While Jason slept, I went to Dunkin Donuts and got a coffee and a bagel and brought them back to my room and ate them on the floor of my bedroom and put my headphones on and listened to some music and tried to write a poem on my typewriter and failed and tried to write a poem in my journal and failed.
It was late in the day when Jason woke up. I heard him moving around in the downstairs bedroom and I went down to awkwardly hang out in the kitchen, trying not to look like I was just waiting for him to come out. The wooden door opened with a jerk and Jason emerged from the dark room alive and fully dressed, jacket on, gym bag over his shoulder, ready to leave.
His face was flush, his normal peach undertone to his pale skin was bluish and washed out. His eyes red. He moved stiff; shoulders pulled forward.
“Hey so I should go,” he said, coughing, “get on the road before the next wave hits.”
“Okay,” I said, I was standing diagonal to him, my back to the stairs, between him and the front door. “I mean,” my chest creaked, “do what you want, what you think is best, but you don’t—”
Jason shook his head fast, a hard No. He took a long breath in through his nose, taking small steps, I stepped aside for him to pass. His back to me, he said, “I appreciate what you’re doing, what you did, what you were thinking. But I can’t leave now. It has its hooks in me. I have to go back.”
Like that, the seed of my dream was mashed. Jason was going to go back to Cape Cod, the place that had been so bad to him, the place that almost killed him, multiple times, but also wouldn’t let him go. Our friendship remained unfinished, may now never be fulfilled. I didn’t know what would happen to him, he had fought so hard to get better, but nothing was certain. I worried what Cape Cod could do if he stayed there. If he could survive.

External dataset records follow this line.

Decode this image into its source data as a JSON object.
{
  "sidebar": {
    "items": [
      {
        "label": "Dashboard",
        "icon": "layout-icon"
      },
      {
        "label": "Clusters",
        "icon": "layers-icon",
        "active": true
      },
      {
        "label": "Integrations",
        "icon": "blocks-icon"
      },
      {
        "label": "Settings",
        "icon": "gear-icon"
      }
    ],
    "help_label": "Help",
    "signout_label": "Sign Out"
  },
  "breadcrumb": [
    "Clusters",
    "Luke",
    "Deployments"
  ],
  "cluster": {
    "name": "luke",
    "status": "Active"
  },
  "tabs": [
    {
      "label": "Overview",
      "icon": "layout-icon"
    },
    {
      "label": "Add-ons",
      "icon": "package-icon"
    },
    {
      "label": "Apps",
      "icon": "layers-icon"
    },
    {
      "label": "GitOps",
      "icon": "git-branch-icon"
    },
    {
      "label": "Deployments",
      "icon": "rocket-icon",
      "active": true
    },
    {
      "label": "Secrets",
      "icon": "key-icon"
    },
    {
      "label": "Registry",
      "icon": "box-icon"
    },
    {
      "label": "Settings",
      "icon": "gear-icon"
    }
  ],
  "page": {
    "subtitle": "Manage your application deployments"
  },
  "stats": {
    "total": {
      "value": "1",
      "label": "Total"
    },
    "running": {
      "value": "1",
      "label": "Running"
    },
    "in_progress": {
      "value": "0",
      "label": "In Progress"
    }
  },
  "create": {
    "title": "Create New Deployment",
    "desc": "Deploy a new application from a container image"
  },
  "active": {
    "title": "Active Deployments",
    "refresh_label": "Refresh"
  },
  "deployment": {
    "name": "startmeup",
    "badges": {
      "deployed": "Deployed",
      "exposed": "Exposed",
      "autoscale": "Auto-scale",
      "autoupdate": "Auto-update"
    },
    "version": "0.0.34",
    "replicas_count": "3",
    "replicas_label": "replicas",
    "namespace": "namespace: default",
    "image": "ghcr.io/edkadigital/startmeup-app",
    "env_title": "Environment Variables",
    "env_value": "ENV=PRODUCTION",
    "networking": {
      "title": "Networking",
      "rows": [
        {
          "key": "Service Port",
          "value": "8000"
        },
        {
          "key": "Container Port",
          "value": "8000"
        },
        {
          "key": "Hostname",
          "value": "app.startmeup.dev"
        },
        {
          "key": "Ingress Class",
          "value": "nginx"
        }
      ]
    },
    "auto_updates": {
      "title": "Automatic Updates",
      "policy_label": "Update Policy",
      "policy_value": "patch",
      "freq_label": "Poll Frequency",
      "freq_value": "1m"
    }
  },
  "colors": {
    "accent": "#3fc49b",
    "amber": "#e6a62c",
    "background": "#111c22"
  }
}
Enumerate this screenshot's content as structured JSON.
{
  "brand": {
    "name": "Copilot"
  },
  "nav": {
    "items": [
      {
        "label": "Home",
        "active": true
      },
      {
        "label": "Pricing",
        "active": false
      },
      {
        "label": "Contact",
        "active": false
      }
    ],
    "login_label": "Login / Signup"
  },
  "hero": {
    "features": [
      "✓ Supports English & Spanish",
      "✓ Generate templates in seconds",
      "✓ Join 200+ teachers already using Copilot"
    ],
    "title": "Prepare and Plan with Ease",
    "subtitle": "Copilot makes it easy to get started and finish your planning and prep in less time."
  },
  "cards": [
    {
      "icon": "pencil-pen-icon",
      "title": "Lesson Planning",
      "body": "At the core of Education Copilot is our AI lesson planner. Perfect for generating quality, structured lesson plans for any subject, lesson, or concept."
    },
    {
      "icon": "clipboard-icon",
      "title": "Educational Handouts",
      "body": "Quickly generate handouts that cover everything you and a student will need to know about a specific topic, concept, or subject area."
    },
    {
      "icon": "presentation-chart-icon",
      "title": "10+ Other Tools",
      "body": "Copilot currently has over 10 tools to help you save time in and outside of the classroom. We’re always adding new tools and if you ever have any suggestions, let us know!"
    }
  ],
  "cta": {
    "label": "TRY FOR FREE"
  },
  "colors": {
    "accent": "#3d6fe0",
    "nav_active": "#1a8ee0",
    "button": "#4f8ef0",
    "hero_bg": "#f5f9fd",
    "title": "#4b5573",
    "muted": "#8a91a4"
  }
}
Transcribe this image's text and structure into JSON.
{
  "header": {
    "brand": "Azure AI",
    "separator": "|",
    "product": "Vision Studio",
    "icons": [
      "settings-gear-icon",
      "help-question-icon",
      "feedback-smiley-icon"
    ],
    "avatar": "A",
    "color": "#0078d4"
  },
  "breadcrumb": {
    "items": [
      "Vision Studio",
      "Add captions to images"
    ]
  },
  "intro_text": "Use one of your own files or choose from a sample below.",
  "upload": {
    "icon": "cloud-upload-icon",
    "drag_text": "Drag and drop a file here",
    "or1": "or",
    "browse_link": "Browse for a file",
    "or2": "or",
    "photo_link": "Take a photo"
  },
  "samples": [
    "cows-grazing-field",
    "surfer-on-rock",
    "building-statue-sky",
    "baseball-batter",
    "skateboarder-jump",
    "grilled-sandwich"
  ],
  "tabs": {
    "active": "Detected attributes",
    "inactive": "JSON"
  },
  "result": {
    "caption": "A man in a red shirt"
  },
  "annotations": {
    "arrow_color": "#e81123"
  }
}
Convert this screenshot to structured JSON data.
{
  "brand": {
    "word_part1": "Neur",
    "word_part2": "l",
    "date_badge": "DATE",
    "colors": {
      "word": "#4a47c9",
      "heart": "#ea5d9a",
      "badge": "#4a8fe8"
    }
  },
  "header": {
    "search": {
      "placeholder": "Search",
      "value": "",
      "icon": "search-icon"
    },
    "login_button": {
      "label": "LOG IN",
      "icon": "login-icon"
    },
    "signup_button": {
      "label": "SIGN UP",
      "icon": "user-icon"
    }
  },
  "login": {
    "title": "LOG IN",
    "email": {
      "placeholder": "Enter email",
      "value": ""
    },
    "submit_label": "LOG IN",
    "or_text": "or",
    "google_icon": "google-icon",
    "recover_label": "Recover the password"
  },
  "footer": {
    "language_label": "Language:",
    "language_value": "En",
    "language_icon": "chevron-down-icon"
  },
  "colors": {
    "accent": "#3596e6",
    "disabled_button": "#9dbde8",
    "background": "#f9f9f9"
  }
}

Jason opened the front door and went down the concrete steps one at a time. The sky had cleared of the clouds, the sun a diffuse golden rust breaking apart above the horizon, above the trees and the two-and-three-story brick buildings of my city in miniature. Jason looked at me over his shoulder standing in the doorway, his skin becoming flesh for a moment in the glare of sunset. He loped over to where his car was in the unpaved gravel lot beside my apartment. Jason put up a hand goodbye after he turned the Nissan on. I held up a hand goodbye to him and stepped inside. I heard his car whip around in the gravel lot, rumble down my street and away, driving all the way back to Cape Cod, the place I could no longer be, and he could no longer leave. The place that wouldn’t allow either of us to live.
Brian Stephen Ellis is the author of four collections of poetry, the most recent of which is Often Go Awry from University of Hell Press. He lives in Portland, Oregon. He recommends donating to the Warm Springs Community Action Team.